One of the big mysteries of 2017 has been whether Senate Judiciary Committee Chairman Chuck Grassley would stick to the practice (following that of his immediate Democratic predecessor, Pat Leahy) of letting the home-state senators of judicial nominees veto them, or bend to conservative pressure to let Donald Trump’s nominees go forward no matter what. As recently as mid-September, Grassley was expressing public ambivalence over the future of the so-called “blue slip” tradition (based on the century-old practice of home-state senators indicating approval or disapproval of proposed judges from their state via a blue piece of paper), which Republicans used aggressively to block Barack Obama’s judges. With Democratic Senator Al Franken asserting the right to veto a circuit-court judge from Minnesota, and both Democratic senators from Oregon objecting to another nominee from their state, push will soon come to shove.
But suddenly, it’s not Grassley but Senate Majority Leader Mitch McConnell announcing the demise of the “blue slip” tradition, via an interview with the Weekly Standard’s Fred Barnes:
“The majority” — that is, Republicans — will treat a blue slip “as simply notification of how you’re going to vote, not as an opportunity to blackball,” McConnell told me. The use of blue slips, he noted, is not a Senate rule and has “been honored in the breach over the years.” Now it won’t be honored at all.

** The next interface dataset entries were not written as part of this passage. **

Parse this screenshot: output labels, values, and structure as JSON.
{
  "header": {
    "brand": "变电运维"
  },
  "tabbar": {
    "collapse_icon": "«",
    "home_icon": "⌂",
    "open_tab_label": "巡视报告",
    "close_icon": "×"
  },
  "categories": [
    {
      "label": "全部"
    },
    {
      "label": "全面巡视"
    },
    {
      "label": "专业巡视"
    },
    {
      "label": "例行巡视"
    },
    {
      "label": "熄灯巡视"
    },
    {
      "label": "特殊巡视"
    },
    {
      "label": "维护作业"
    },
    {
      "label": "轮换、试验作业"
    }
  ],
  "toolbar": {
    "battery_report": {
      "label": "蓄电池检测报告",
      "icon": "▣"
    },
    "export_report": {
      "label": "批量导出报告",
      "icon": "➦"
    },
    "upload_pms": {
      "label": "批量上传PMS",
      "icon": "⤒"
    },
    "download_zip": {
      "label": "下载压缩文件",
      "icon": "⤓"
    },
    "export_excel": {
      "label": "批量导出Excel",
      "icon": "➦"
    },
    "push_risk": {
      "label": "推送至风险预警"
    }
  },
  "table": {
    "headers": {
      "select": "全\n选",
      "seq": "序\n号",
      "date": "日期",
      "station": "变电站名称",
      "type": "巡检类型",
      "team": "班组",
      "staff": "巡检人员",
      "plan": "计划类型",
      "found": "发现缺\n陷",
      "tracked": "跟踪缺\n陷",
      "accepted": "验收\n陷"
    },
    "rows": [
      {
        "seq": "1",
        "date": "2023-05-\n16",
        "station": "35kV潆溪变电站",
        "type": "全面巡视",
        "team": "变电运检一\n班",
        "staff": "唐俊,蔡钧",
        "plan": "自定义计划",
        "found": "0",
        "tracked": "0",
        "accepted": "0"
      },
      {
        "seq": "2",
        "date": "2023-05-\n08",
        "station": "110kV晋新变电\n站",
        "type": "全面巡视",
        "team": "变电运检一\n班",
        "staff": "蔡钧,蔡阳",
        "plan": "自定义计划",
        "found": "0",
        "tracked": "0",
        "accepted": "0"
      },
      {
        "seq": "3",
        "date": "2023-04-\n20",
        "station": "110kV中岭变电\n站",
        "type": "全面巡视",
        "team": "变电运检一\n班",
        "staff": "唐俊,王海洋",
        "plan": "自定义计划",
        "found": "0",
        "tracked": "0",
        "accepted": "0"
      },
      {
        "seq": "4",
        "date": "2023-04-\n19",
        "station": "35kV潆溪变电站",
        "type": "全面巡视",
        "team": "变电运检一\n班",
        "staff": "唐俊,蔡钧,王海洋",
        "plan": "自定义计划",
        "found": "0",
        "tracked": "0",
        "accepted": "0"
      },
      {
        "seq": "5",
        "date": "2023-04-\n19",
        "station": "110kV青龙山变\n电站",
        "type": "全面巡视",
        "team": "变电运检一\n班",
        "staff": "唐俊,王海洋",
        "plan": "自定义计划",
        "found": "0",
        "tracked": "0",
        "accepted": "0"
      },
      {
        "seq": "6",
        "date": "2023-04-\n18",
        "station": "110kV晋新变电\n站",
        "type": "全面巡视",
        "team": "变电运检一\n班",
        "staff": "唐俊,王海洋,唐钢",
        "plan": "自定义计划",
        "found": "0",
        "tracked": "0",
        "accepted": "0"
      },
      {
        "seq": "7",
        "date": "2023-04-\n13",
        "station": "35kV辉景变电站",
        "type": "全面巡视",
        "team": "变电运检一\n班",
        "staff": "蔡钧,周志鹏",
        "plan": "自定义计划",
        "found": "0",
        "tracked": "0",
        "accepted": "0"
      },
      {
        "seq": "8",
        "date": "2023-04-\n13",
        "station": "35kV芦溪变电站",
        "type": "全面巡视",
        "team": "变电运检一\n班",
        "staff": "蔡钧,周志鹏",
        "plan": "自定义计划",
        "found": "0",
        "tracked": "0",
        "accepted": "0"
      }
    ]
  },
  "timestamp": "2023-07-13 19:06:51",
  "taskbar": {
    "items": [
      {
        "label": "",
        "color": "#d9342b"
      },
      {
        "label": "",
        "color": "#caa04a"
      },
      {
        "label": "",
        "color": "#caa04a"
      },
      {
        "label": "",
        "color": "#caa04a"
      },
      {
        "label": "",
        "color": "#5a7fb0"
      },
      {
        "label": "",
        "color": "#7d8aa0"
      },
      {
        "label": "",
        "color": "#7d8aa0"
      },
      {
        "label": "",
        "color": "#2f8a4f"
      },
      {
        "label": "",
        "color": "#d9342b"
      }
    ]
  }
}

It’s true, the blue-slip tradition isn’t all that hallowed. As ThinkProgress’s Ian Millhiser explained in a history of the practice, prior to Leahy and Grassley, only one Judiciary Committee chairman had followed a strict rule of letting one senator veto judicial nominees from his or her state; others gave some deference to home-state senators, but in varying degrees.
Still, there is considerable opportunism involved in exploiting the fullest version of blue-slip tradition when Barack Obama was president, and then abandoning it at just the right moment to let a Republican president fill all those vacancies created by GOP obstruction in the recent past.

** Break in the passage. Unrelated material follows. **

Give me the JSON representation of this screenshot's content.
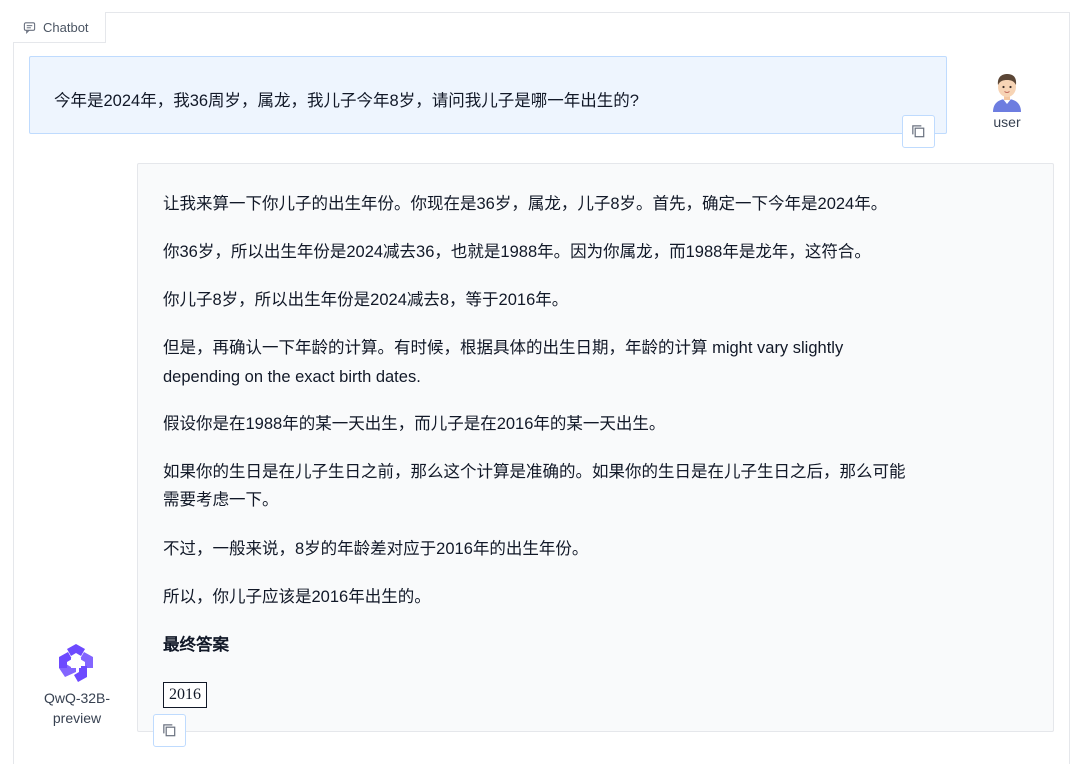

But what’s most puzzling about McConnell’s announcement is that he, and not Chuck Grassley, is making it. Perhaps the Judiciary Committee chairman is deferring to his Leader so that the Kentuckian can get credit for clearing the way for Trump’s nominees; he could certainly use some political capital among the conservatives who are more often than not calling for his head. Maybe Grassley hadn’t made up his mind about blue slips, and McConnell decided to force the issue. Or quite possibly, Grassley’s not onboard with this step, and McConnell is lobbying him through the news media and the various conservative groups who will rush to applaud it.
We’ll know soon enough if this is the last word on blue slips, or just an important part of a continuing struggle. But the entire saga shows once again how large a priority Republicans, conservatives, and especially Christian conservatives place on reshaping the federal judiciary. By basically turning over his judicial nominating process to hard-core ideologues, Donald Trump has gone a long way toward overcoming the mistrust of Republican presidents among those whose primary focus is to reverse federal court precedents legalizing abortion and same-sex marriage, and allowing the expansion of the federal government at the expense of property owners. It is as crucial a part of his ability to maintain support among his base as anything he says or does on immigration or trade or race relations. Possibly under duress, Mitch McConnell is offering Trump a big assist on the judicial front. If it sticks, it will matter for a long, long time.